Once again it was the digital sector that showed the strongest growth, and for the first time more than compensated for losses in physical revenues.
"At the beginning of the digital revolution it was a common theme to say digital is killing music," said Edgar Berger, president, international, at Sony Music Entertainment.
"Well the reality is, digital is saving music. I absolutely believe that this marks the start of a global growth story. The industry has every reason to be optimistic about its future."
Record companies' digital sales rose about nine percent last year over 2011 to $5.6 billion and accounted for 34 percent of income overall.
Download sales increased 12 percent to 4.3 billion units globally. Digital album sales rose 17 percent to 207 million.
Subscription services such as Spotify and Deezer "came of age" last year, according to the IFPI, and are expected to cross the 10 percent mark as a share of total digital music revenues for the first time.
Spotify has more than five million paying subscribers compared with three million at the end of 2011, and is the second largest source of digital music revenue in Europe.
Deezer has also expanded rapidly, reaching three million paying subscribers worldwide.
GLOBAL REACH IMPROVES
Executives said the increasing number of digital platforms had helped companies broaden their revenue base, and more services coming on stream were good news for the business.
"Until recently, the vast majority of our revenues came from a handful of countries," said Stu Bergen, head of global marketing, recorded music, at Warner Music Group.
"Today, digital channels mean we can monetize markets worldwide much more effectively."
There are ongoing tensions, however, between record labels and the technology companies who distribute their music, particularly over how revenues are shared and who has the real power in a rapidly shifting business landscape.
According to the IFPI, the most successful album of 2012 was British singer Adele's "21" which sold 8.3 million copies from 18.1 million in 2011.
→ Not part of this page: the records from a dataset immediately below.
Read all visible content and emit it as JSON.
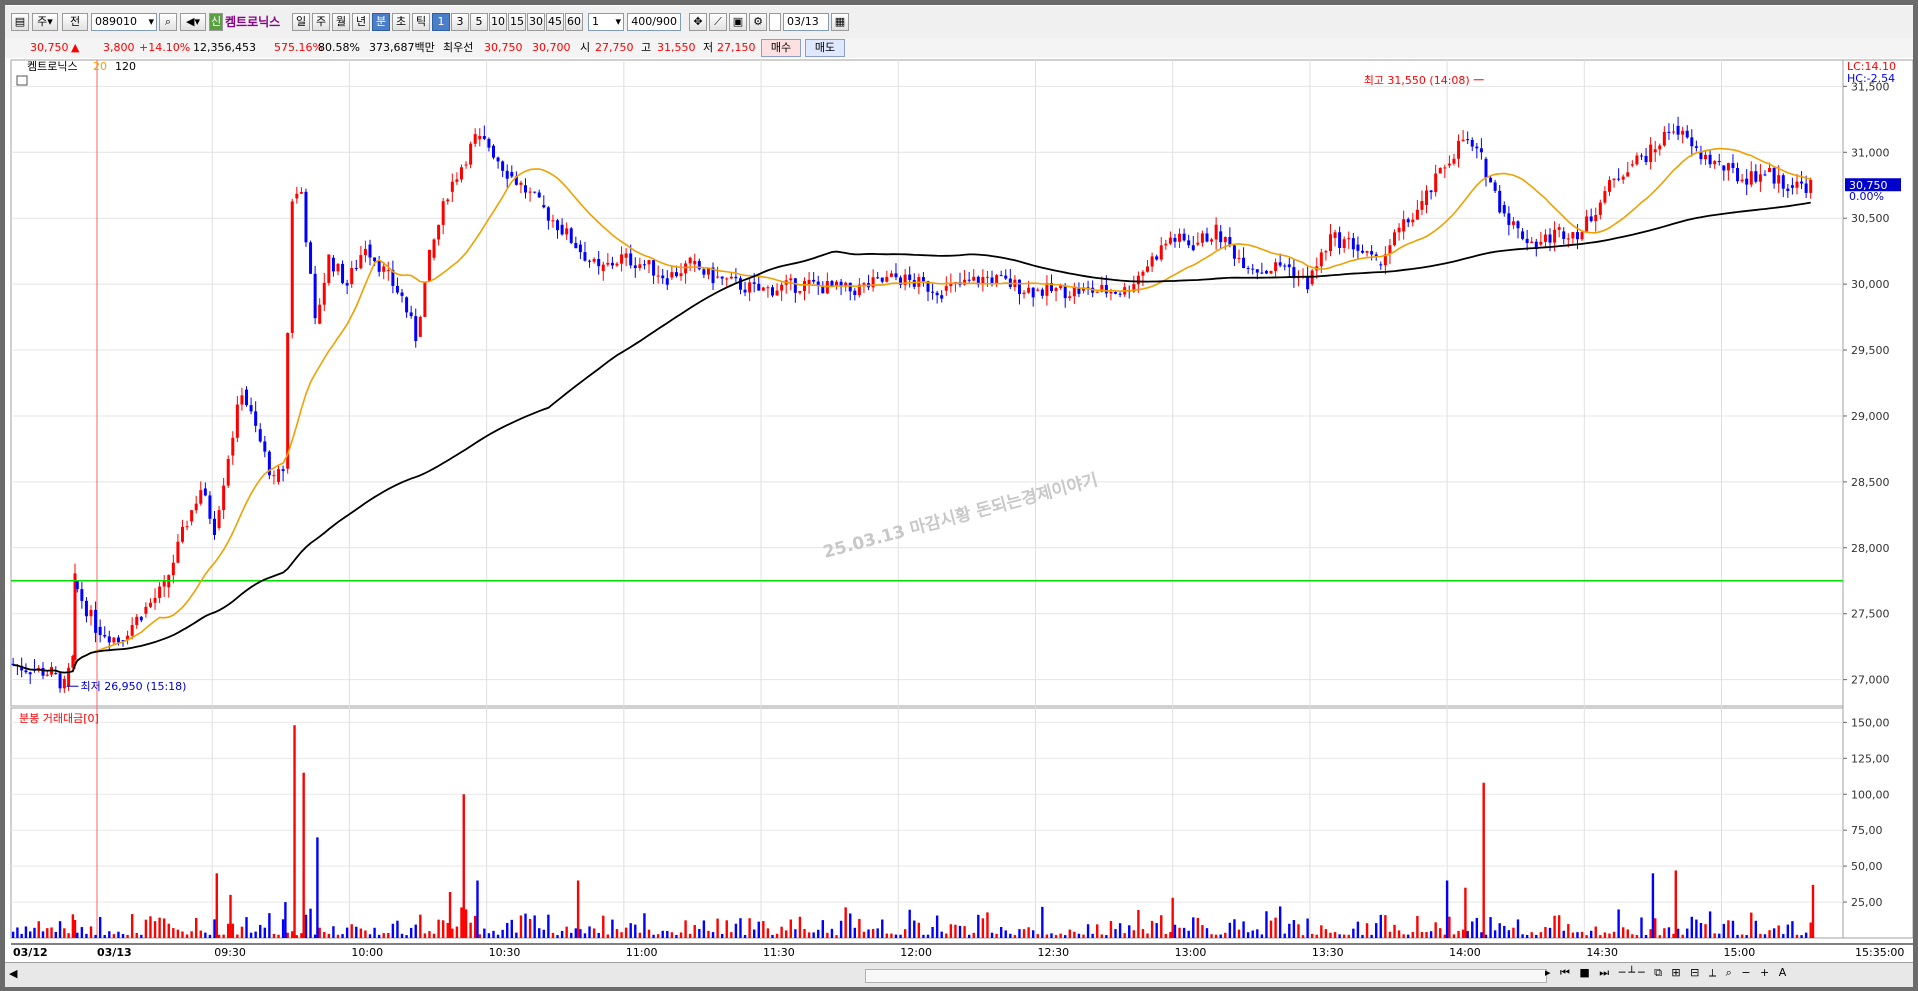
{
  "toolbar": {
    "market_select": "주",
    "prev_label": "전",
    "stock_code": "089010",
    "stock_name": "켐트로닉스",
    "period_buttons": [
      "일",
      "주",
      "월",
      "년",
      "분",
      "초",
      "틱"
    ],
    "interval_buttons": [
      "1",
      "3",
      "5",
      "10",
      "15",
      "30",
      "45",
      "60"
    ],
    "interval_value": "1",
    "count_display": "400/900",
    "date_value": "03/13"
  },
  "quote": {
    "price": "30,750",
    "change": "3,800",
    "change_pct": "+14.10%",
    "volume": "12,356,453",
    "volume_ratio": "575.16%",
    "turnover": "80.58%",
    "amount": "373,687백만",
    "best_label": "최우선",
    "best_ask": "30,750",
    "best_bid": "30,700",
    "open_label": "시",
    "open": "27,750",
    "high_label": "고",
    "high": "31,550",
    "low_label": "저",
    "low": "27,150",
    "buy_label": "매수",
    "sell_label": "매도"
  },
  "price_panel": {
    "legend_name": "켐트로닉스",
    "ma_short": "20",
    "ma_long": "120",
    "lc_label": "LC:14.10",
    "hc_label": "HC:-2.54",
    "current_tag": "30,750",
    "current_pct": "0.00%",
    "max_annotation": "최고 31,550 (14:08)",
    "min_annotation": "최저 26,950 (15:18)",
    "watermark": "25.03.13 마감시황 돈되는경제이야기",
    "colors": {
      "up": "#ff0000",
      "down": "#0000ff",
      "ma20": "#f0a000",
      "ma120": "#000000",
      "hline": "#00e000"
    }
  },
  "volume_panel": {
    "legend": "분봉 거래대금[0]"
  },
  "x_axis": {
    "start_label": "03/12",
    "day_label": "03/13",
    "end_label": "15:35:00"
  },
  "chart_data": {
    "type": "candlestick",
    "price_axis": {
      "ticks": [
        "31,500",
        "31,000",
        "30,500",
        "30,000",
        "29,500",
        "29,000",
        "28,500",
        "28,000",
        "27,500",
        "27,000"
      ],
      "ylim": [
        26800,
        31700
      ]
    },
    "volume_axis": {
      "ticks": [
        "150,00",
        "125,00",
        "100,00",
        "75,00",
        "50,00",
        "25,00"
      ],
      "ylim": [
        0,
        160
      ]
    },
    "time_ticks": [
      "09:30",
      "10:00",
      "10:30",
      "11:00",
      "11:30",
      "12:00",
      "12:30",
      "13:00",
      "13:30",
      "14:00",
      "14:30",
      "15:00"
    ],
    "horizontal_line": 27750,
    "close_series": [
      [
        "15:05",
        27120
      ],
      [
        "15:10",
        27080
      ],
      [
        "15:15",
        27050
      ],
      [
        "15:18",
        26950
      ],
      [
        "15:20",
        27150
      ],
      [
        "09:00",
        27750
      ],
      [
        "09:05",
        27400
      ],
      [
        "09:10",
        27300
      ],
      [
        "09:15",
        27500
      ],
      [
        "09:20",
        27700
      ],
      [
        "09:25",
        28200
      ],
      [
        "09:28",
        28450
      ],
      [
        "09:31",
        28150
      ],
      [
        "09:34",
        28700
      ],
      [
        "09:37",
        29200
      ],
      [
        "09:40",
        28900
      ],
      [
        "09:44",
        28500
      ],
      [
        "09:46",
        28600
      ],
      [
        "09:48",
        30650
      ],
      [
        "09:50",
        30700
      ],
      [
        "09:53",
        29700
      ],
      [
        "09:56",
        30200
      ],
      [
        "10:00",
        30000
      ],
      [
        "10:04",
        30300
      ],
      [
        "10:08",
        30100
      ],
      [
        "10:12",
        29900
      ],
      [
        "10:15",
        29600
      ],
      [
        "10:18",
        30200
      ],
      [
        "10:22",
        30700
      ],
      [
        "10:25",
        30900
      ],
      [
        "10:28",
        31100
      ],
      [
        "10:31",
        31050
      ],
      [
        "10:35",
        30850
      ],
      [
        "10:38",
        30750
      ],
      [
        "10:42",
        30600
      ],
      [
        "10:46",
        30450
      ],
      [
        "10:50",
        30300
      ],
      [
        "10:55",
        30100
      ],
      [
        "11:00",
        30200
      ],
      [
        "11:05",
        30150
      ],
      [
        "11:10",
        30050
      ],
      [
        "11:15",
        30150
      ],
      [
        "11:20",
        30050
      ],
      [
        "11:30",
        29950
      ],
      [
        "11:40",
        30000
      ],
      [
        "11:50",
        29950
      ],
      [
        "12:00",
        30050
      ],
      [
        "12:10",
        29950
      ],
      [
        "12:20",
        30050
      ],
      [
        "12:30",
        29950
      ],
      [
        "12:40",
        29950
      ],
      [
        "12:50",
        29950
      ],
      [
        "13:00",
        30350
      ],
      [
        "13:05",
        30300
      ],
      [
        "13:10",
        30400
      ],
      [
        "13:15",
        30200
      ],
      [
        "13:20",
        30100
      ],
      [
        "13:25",
        30150
      ],
      [
        "13:30",
        30000
      ],
      [
        "13:35",
        30350
      ],
      [
        "13:40",
        30300
      ],
      [
        "13:45",
        30150
      ],
      [
        "13:50",
        30400
      ],
      [
        "13:55",
        30600
      ],
      [
        "14:00",
        30900
      ],
      [
        "14:04",
        31100
      ],
      [
        "14:08",
        30950
      ],
      [
        "14:12",
        30600
      ],
      [
        "14:16",
        30400
      ],
      [
        "14:20",
        30300
      ],
      [
        "14:25",
        30400
      ],
      [
        "14:30",
        30400
      ],
      [
        "14:35",
        30700
      ],
      [
        "14:40",
        30900
      ],
      [
        "14:45",
        31000
      ],
      [
        "14:50",
        31200
      ],
      [
        "14:55",
        31000
      ],
      [
        "15:00",
        30900
      ],
      [
        "15:05",
        30800
      ],
      [
        "15:10",
        30850
      ],
      [
        "15:15",
        30750
      ],
      [
        "15:20",
        30750
      ]
    ],
    "ma20_label": "20",
    "ma120_label": "120"
  }
}
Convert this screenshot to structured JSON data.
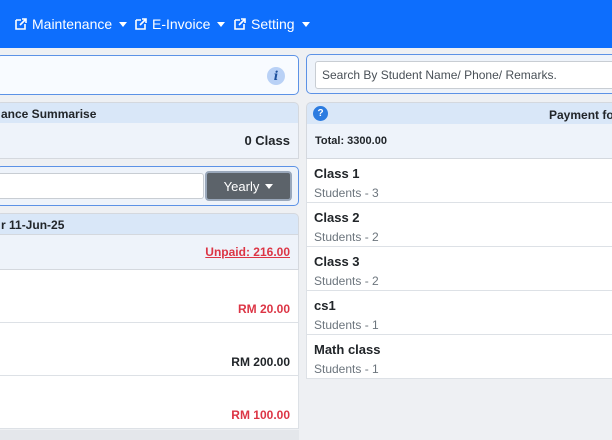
{
  "nav": {
    "items": [
      {
        "label": "Maintenance",
        "icon": "external-edit-icon"
      },
      {
        "label": "E-Invoice",
        "icon": "external-edit-icon"
      },
      {
        "label": "Setting",
        "icon": "external-edit-icon"
      }
    ]
  },
  "left": {
    "summary_title": "ance Summarise",
    "class_count": "0 Class",
    "period_button": "Yearly",
    "range_title": "r 11-Jun-25",
    "unpaid": "Unpaid: 216.00",
    "amounts": [
      "RM 20.00",
      "RM 200.00",
      "RM 100.00"
    ]
  },
  "right": {
    "search_placeholder": "Search By Student Name/ Phone/ Remarks.",
    "payment_title": "Payment fo",
    "total": "Total: 3300.00",
    "classes": [
      {
        "name": "Class 1",
        "students": "Students - 3"
      },
      {
        "name": "Class 2",
        "students": "Students - 2"
      },
      {
        "name": "Class 3",
        "students": "Students - 2"
      },
      {
        "name": "cs1",
        "students": "Students - 1"
      },
      {
        "name": "Math class",
        "students": "Students - 1"
      }
    ]
  },
  "colors": {
    "navbar": "#0d6efd",
    "accent_border": "#5c92e6",
    "unpaid_red": "#dc3545",
    "button_gray": "#5c636a"
  }
}
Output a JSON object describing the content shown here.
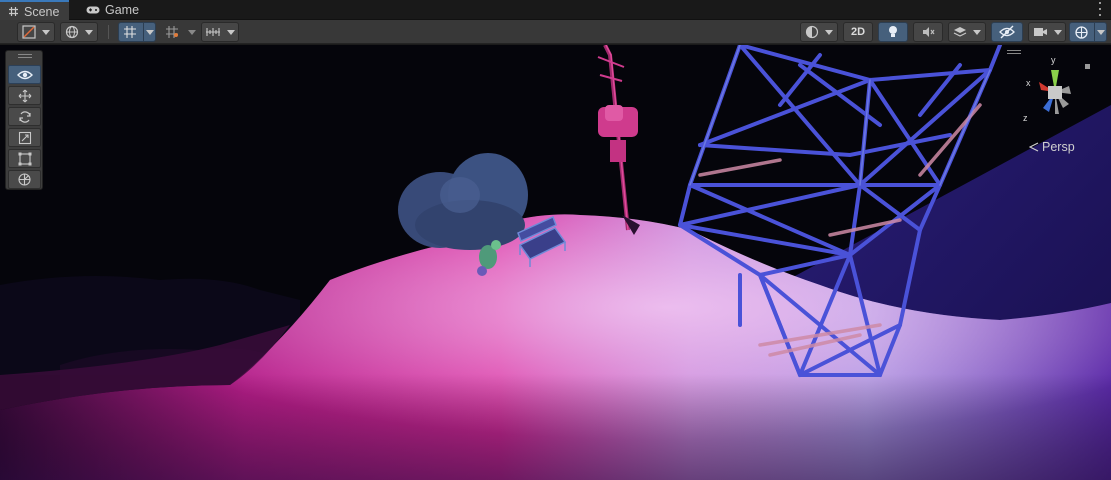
{
  "tabs": [
    {
      "label": "Scene",
      "icon": "grid-hash-icon",
      "active": true
    },
    {
      "label": "Game",
      "icon": "gamepad-icon",
      "active": false
    }
  ],
  "toolbar": {
    "draw_mode_icon": "shading-mode-icon",
    "global_icon": "globe-icon",
    "grid_snap_icon": "grid-snap-icon",
    "increment_snap_icon": "increment-snap-icon",
    "ruler_icon": "ruler-icon",
    "render_mode_icon": "render-sphere-icon",
    "two_d_label": "2D",
    "lighting_icon": "lightbulb-icon",
    "audio_icon": "audio-mute-icon",
    "effects_icon": "effects-layers-icon",
    "visibility_icon": "hidden-eye-icon",
    "camera_icon": "camera-icon",
    "gizmos_icon": "gizmo-sphere-icon"
  },
  "tools": [
    {
      "name": "view-tool",
      "icon": "eye-icon",
      "active": true
    },
    {
      "name": "move-tool",
      "icon": "move-arrows-icon",
      "active": false
    },
    {
      "name": "rotate-tool",
      "icon": "rotate-icon",
      "active": false
    },
    {
      "name": "scale-tool",
      "icon": "scale-icon",
      "active": false
    },
    {
      "name": "rect-tool",
      "icon": "rect-transform-icon",
      "active": false
    },
    {
      "name": "transform-tool",
      "icon": "transform-icon",
      "active": false
    }
  ],
  "gizmo": {
    "x_label": "x",
    "y_label": "y",
    "z_label": "z",
    "projection_label": "Persp"
  },
  "colors": {
    "accent": "#3a79bb",
    "active_button": "#46607c",
    "hill_magenta": "#d0259a",
    "hill_lavender": "#b7a2e6",
    "tower_blue": "#4a52d8",
    "sky": "#05050b"
  }
}
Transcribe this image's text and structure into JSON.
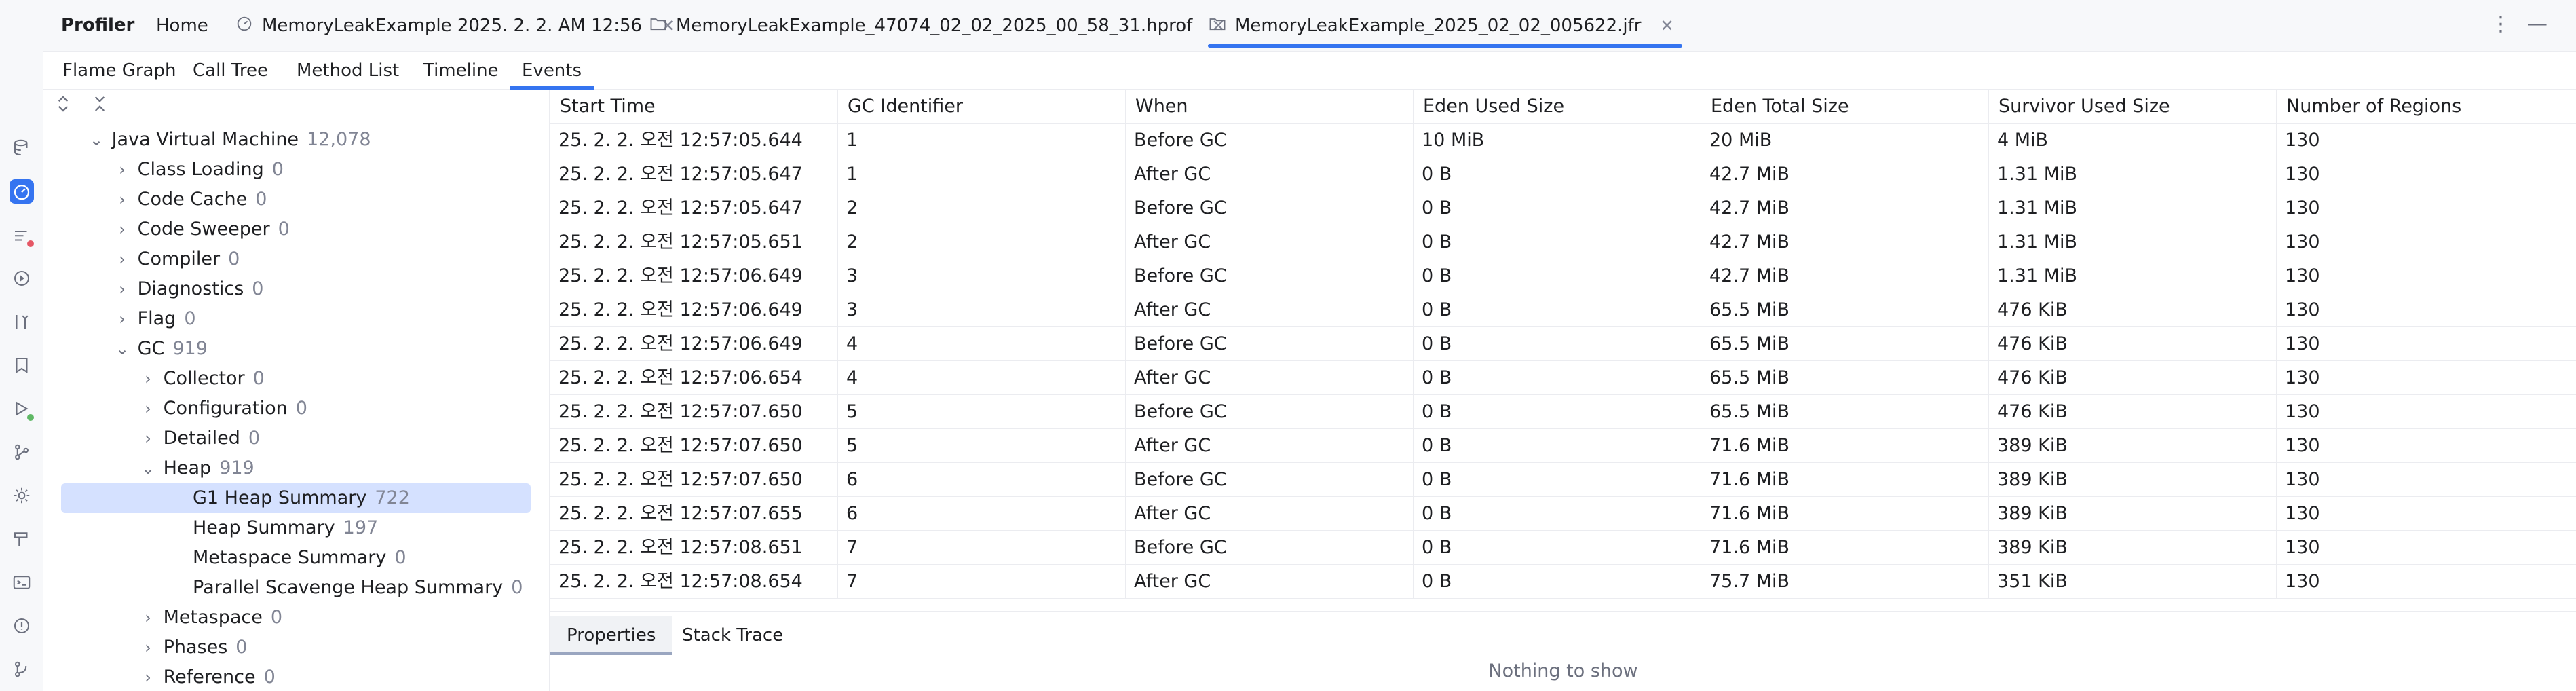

U.S. artist Taylor Swift came second last year with "Red" (5.2 million), British boyband One Direction took third and fourth positions with "Up All Night" and "Take Me Home" respectively (4.5 million and 4.4 million), and U.S. singer Lana Del Rey came fifth with "Born to Die" (3.4 million).
In the digital singles charts, Canada's Carly Rae Jepsen claimed the crown with "Call Me Maybe" (12.5 million copies sold) followed by Belgian-Australian Gotye with "Somebody That I Used to Know" and Psy of South Korea with "Gangnam Style".
Brazil's Michel Telo was sixth with "Ai Se Eu Te Pego".
While the focus was on growth in the digital sector, physical format sales still accounted for 58 percent of revenues in 2012 down from 61 percent in 2011, and declines in the CD market in many countries continued to pose major challenges.
The IFPI, which represents the recorded music industry led by three "major" labels Universal, Sony and Warner Music Group, also stressed the role the music industry played in the broader digital and social media explosion.
It said the top four figures in terms of Twitter followers were pop stars - Justin Bieber, Lady Gaga, Katy Perry and Rihanna - followed by U.S. President Barack Obama.
Officials vowed to continue their fight against online piracy by urging Internet service providers to block access to illegal sites, demanding search engines to prioritize legal providers and discourage advertisers from featuring commercials on illegal sites.
(Reporting by Mike Collett-White)
By Mike Collett-White